### Data listing
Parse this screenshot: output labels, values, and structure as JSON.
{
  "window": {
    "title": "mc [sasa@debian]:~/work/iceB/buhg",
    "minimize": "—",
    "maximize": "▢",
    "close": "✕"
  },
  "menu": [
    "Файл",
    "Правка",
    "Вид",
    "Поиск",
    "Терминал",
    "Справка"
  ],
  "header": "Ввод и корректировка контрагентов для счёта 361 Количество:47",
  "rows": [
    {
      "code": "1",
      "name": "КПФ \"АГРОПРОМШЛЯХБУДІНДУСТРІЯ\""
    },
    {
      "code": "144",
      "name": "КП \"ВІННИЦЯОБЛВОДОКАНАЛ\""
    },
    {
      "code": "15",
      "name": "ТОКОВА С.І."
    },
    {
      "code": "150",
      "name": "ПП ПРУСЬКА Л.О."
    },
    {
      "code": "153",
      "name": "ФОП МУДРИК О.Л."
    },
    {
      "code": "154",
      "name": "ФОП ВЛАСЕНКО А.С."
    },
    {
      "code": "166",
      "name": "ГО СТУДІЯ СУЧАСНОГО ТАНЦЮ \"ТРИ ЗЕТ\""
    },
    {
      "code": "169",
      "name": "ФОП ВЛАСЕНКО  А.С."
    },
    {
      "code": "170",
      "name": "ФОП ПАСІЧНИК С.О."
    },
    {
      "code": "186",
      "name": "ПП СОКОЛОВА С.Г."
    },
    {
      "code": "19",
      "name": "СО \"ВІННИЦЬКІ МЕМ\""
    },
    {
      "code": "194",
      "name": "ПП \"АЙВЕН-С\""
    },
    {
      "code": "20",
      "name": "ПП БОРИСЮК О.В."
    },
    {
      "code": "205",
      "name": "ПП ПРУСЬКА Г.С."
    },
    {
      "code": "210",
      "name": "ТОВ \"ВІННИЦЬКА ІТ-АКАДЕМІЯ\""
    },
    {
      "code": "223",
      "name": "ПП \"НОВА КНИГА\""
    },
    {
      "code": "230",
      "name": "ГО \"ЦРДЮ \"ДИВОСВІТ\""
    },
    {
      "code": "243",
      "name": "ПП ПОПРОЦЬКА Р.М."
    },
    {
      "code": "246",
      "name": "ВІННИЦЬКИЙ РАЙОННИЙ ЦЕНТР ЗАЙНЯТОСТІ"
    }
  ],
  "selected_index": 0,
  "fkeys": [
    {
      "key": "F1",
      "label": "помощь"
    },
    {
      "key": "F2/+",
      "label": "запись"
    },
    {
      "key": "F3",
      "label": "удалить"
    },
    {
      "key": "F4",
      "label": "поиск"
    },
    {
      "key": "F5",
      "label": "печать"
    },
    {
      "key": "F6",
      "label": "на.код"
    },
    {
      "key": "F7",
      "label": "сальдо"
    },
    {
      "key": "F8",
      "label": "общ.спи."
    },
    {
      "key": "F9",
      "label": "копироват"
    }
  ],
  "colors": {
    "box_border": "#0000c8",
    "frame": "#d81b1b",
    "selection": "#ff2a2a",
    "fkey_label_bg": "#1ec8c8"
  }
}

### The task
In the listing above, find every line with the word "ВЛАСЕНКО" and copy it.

### Response for this exercise
      "name": "ФОП ВЛАСЕНКО А.С."
      "name": "ФОП ВЛАСЕНКО  А.С."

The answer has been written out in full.